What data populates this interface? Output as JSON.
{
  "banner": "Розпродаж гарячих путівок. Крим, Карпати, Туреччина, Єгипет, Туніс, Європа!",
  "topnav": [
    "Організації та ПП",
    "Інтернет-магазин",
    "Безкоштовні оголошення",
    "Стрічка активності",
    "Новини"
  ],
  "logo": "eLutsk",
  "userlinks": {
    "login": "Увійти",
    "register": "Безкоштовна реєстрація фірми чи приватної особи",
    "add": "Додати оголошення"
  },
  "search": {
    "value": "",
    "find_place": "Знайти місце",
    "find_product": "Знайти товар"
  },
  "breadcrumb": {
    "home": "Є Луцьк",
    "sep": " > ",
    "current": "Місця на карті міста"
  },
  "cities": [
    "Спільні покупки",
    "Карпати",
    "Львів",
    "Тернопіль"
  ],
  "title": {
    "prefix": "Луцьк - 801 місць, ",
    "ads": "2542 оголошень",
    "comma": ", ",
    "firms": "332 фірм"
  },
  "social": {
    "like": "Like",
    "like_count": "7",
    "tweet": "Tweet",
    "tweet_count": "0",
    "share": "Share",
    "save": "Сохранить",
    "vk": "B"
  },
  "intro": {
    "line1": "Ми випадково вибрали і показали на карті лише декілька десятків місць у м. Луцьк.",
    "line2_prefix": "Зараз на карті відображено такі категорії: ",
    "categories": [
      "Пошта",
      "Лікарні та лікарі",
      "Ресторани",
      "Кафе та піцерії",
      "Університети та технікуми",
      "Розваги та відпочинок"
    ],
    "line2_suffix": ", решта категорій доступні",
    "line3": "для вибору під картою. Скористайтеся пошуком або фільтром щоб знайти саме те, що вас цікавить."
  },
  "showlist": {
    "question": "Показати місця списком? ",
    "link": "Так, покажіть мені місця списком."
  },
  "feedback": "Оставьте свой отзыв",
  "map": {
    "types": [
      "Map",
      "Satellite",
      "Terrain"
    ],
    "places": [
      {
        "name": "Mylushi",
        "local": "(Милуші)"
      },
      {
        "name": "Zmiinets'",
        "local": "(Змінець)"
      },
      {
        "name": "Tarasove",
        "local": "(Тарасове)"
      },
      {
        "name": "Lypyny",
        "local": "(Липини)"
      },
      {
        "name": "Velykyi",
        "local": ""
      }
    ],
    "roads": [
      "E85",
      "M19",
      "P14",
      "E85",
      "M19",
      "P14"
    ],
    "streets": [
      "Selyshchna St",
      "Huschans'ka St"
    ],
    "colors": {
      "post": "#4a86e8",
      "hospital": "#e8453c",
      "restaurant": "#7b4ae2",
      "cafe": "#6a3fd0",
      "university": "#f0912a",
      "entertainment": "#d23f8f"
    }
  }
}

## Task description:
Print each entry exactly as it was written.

## Solution for this task:
What data populates this interface? Output as JSON.
{
  "banner": "Розпродаж гарячих путівок. Крим, Карпати, Туреччина, Єгипет, Туніс, Європа!",
  "topnav": [
    "Організації та ПП",
    "Інтернет-магазин",
    "Безкоштовні оголошення",
    "Стрічка активності",
    "Новини"
  ],
  "logo": "eLutsk",
  "userlinks": {
    "login": "Увійти",
    "register": "Безкоштовна реєстрація фірми чи приватної особи",
    "add": "Додати оголошення"
  },
  "search": {
    "value": "",
    "find_place": "Знайти місце",
    "find_product": "Знайти товар"
  },
  "breadcrumb": {
    "home": "Є Луцьк",
    "sep": " > ",
    "current": "Місця на карті міста"
  },
  "cities": [
    "Спільні покупки",
    "Карпати",
    "Львів",
    "Тернопіль"
  ],
  "title": {
    "prefix": "Луцьк - 801 місць, ",
    "ads": "2542 оголошень",
    "comma": ", ",
    "firms": "332 фірм"
  },
  "social": {
    "like": "Like",
    "like_count": "7",
    "tweet": "Tweet",
    "tweet_count": "0",
    "share": "Share",
    "save": "Сохранить",
    "vk": "B"
  },
  "intro": {
    "line1": "Ми випадково вибрали і показали на карті лише декілька десятків місць у м. Луцьк.",
    "line2_prefix": "Зараз на карті відображено такі категорії: ",
    "categories": [
      "Пошта",
      "Лікарні та лікарі",
      "Ресторани",
      "Кафе та піцерії",
      "Університети та технікуми",
      "Розваги та відпочинок"
    ],
    "line2_suffix": ", решта категорій доступні",
    "line3": "для вибору під картою. Скористайтеся пошуком або фільтром щоб знайти саме те, що вас цікавить."
  },
  "showlist": {
    "question": "Показати місця списком? ",
    "link": "Так, покажіть мені місця списком."
  },
  "feedback": "Оставьте свой отзыв",
  "map": {
    "types": [
      "Map",
      "Satellite",
      "Terrain"
    ],
    "places": [
      {
        "name": "Mylushi",
        "local": "(Милуші)"
      },
      {
        "name": "Zmiinets'",
        "local": "(Змінець)"
      },
      {
        "name": "Tarasove",
        "local": "(Тарасове)"
      },
      {
        "name": "Lypyny",
        "local": "(Липини)"
      },
      {
        "name": "Velykyi",
        "local": ""
      }
    ],
    "roads": [
      "E85",
      "M19",
      "P14",
      "E85",
      "M19",
      "P14"
    ],
    "streets": [
      "Selyshchna St",
      "Huschans'ka St"
    ],
    "colors": {
      "post": "#4a86e8",
      "hospital": "#e8453c",
      "restaurant": "#7b4ae2",
      "cafe": "#6a3fd0",
      "university": "#f0912a",
      "entertainment": "#d23f8f"
    }
  }
}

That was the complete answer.